NORWICH, N.Y. – The Chenango County Historical Society (CCHS) will host a special program on June 19, with several activities planned in celebration of Path Through History Weekend.
Beginning at 3:30 p.m., the “Routes & Roadblocks: The Black Motoring Experience” exhibition will be unveiled. This exhibit connects the history of Chenango County, the impact of the invention of the automobile, and the work of SUNY Oneonta Distinguished Professor Dr. Gretchen Sorin. Dr. Sorin is author of the book Driving While Black and producer of the PBS documentary “Driving While Black: Race, Space and Mobility in America.”
Curated by students from the Cooperstown Graduate Program (CGP) and generously supported by Golden Artist Colors, “Routes & Roadblocks” focuses on Chenango County’s history and the black motoring experience during the mid-20th century.
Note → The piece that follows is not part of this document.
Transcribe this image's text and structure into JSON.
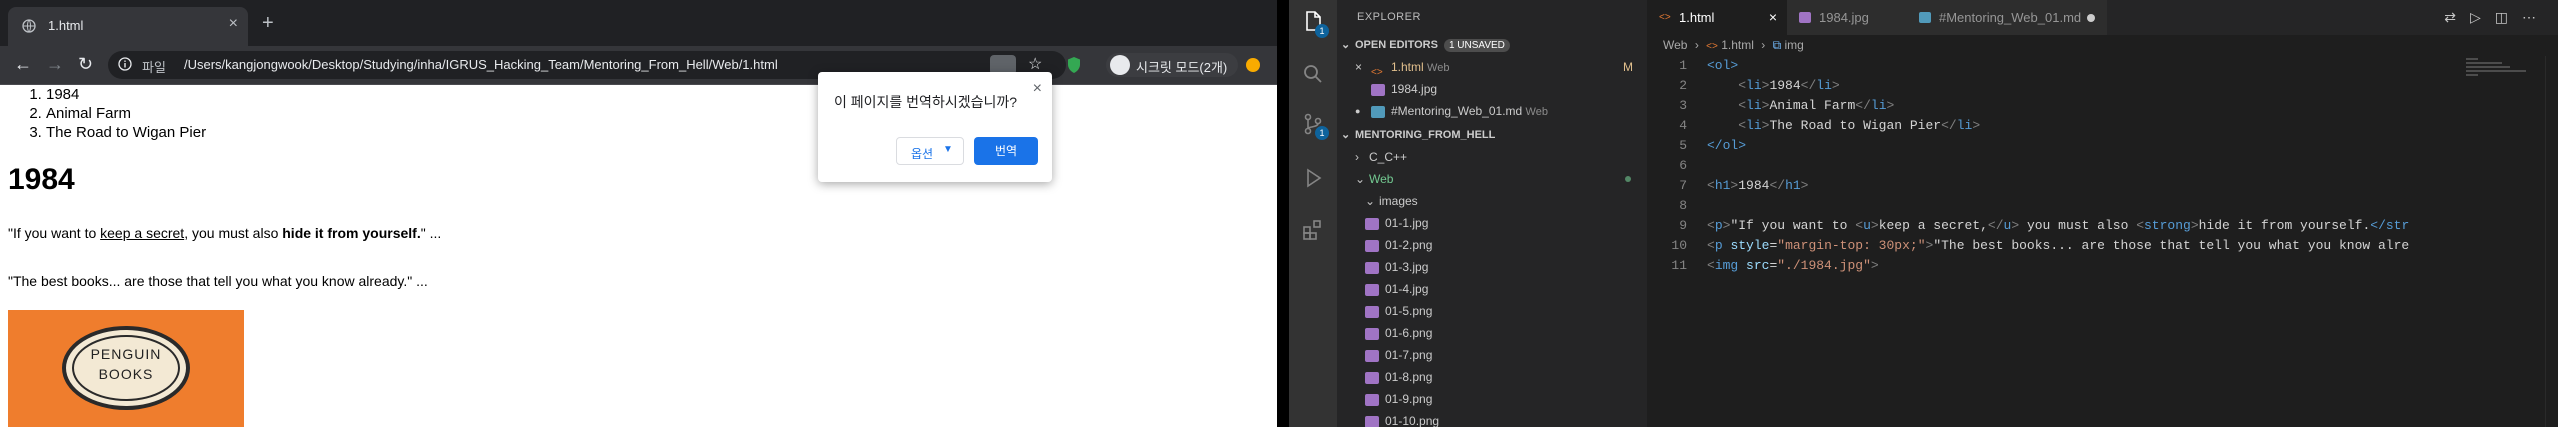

The mass production of automobiles redefined travel and increased mobility within America. For the first time in history, people were able to travel at their own leisure. The development of the car meant that motorists could now access rural regions, such as Chenango County, that were previously out of the way. New roads and highways were constructed, which increased mobility, and businesses and commerce benefited across the nation. Cars held even more significance for African Americans, whose mobility had historically been restricted by legal and discriminatory methods. Outside of public transportation, the automobile provided an alternative avenue for Black travelers. Yet, personal vehicles also provided challenges for Black Americans, with unseen roadblocks persisting today.
“We are grateful for this tremendous opportunity to collaborate with Dr. Sorin and her talented CGP students thanks to the generosity of Golden Artist Colors,” said Jessica Moquin, CCHS executive director. “Being able to work with an historian of Dr. Sorin’s esteem has provided us with a unique opportunity to present our local heritage through new perspectives.”
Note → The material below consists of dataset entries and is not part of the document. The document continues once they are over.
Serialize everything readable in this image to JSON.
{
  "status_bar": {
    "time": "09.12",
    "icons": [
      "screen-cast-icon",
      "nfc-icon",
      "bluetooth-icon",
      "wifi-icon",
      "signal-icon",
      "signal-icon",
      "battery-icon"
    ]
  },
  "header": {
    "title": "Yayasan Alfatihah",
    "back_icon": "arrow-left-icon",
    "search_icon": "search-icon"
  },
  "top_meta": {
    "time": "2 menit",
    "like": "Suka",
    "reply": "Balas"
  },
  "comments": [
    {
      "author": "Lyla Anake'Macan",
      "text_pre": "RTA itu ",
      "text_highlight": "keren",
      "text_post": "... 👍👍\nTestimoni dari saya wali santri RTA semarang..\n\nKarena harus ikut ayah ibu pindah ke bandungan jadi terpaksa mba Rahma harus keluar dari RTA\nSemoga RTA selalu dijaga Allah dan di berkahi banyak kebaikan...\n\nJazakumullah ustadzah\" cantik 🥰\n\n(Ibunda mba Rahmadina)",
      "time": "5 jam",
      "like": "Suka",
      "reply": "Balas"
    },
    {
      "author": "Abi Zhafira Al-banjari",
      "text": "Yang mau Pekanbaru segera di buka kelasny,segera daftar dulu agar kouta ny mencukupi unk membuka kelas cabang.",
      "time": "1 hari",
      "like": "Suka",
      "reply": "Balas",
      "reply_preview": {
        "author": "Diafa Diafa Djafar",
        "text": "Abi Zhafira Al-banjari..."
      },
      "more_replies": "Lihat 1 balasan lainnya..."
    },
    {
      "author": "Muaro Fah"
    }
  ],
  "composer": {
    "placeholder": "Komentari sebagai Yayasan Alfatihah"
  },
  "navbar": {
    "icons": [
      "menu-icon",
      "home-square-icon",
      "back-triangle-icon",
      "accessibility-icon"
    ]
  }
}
“During the exhibit opening, community members are encouraged to leave copies of their own personal travel and vacation photos to be included in the exhibition,” said Joseph Fryc, CCHS operations manager. “By sharing our collective stories, we hope to provide an interactive community element to the exhibit narrative.”
Also that afternoon, the “Stitched In Time: The Creations of Beulah Hendrickson” exhibit will open. Featuring select pieces from the Beulah Ayers Barrett Hendrickson collection, this charming display is a highlight of folk art being curated to preserve Chenango County’s cultural heritage. While Hendrickson made a living at various times as a teacher, a farmer, and a country store owner, it was her unique ability to hand-craft distinctive dolls and figures that have ensured her legacy.
Immediately following these exhibit openings, join CCHS for a brief awards ceremony when the Elinor Robb Troicke Memorial Scholarship will be presented to two graduating seniors from Chenango County. Both are aspiring to be teachers, majoring in adolescent education: Liam O’Brien from Oxford Academy will concentrate in English at SUNY Oneonta, and Sherburne-Earlville High School’s Garrett Fleming is enrolling at Keuka College to pursue a social studies concentration with a special education focus.
At the conclusion of the scholarship ceremony, the newest member of Chenango’s Heritage “Wall of Honor” will be revealed. The “Wall of Honor” is a meaningful way to recognize someone and a thoughtful way to support the mission of CCHS. A donation is made in honor of a recognized individual, and their name is then displayed on the “Wall of Honor” inside the main entrance of Ward School No. 2. Additional information on each honoree will be featured in an upcoming virtual experience.
First established in 1939, CCHS is the primary organization dedicated to actively and comprehensively preserving the history of Chenango County. The area’s premier heritage museum, the organization celebrates local culture – unique traditions, noteworthy residents, and unusual stories of the region. CCHS programs are made possible by the New York State Council on the Arts with the support of the Office of the Governor and the New York State Legislature.
CGP is one of the country’s oldest museum studies graduate programs, established in 1964. Since then, the program has continued to grow. CGP continues to have national impacts on the arts, humanities, historical preservation, cultural and community programming, economic development, and social change.
During Path Through History Weekends, special events are held to highlight historically and culturally significant sites, and offer new perspectives on New York state’s heritage. For more information, visit www.ChenangoHistorical.org or call (607) 334-9227, ext. 2.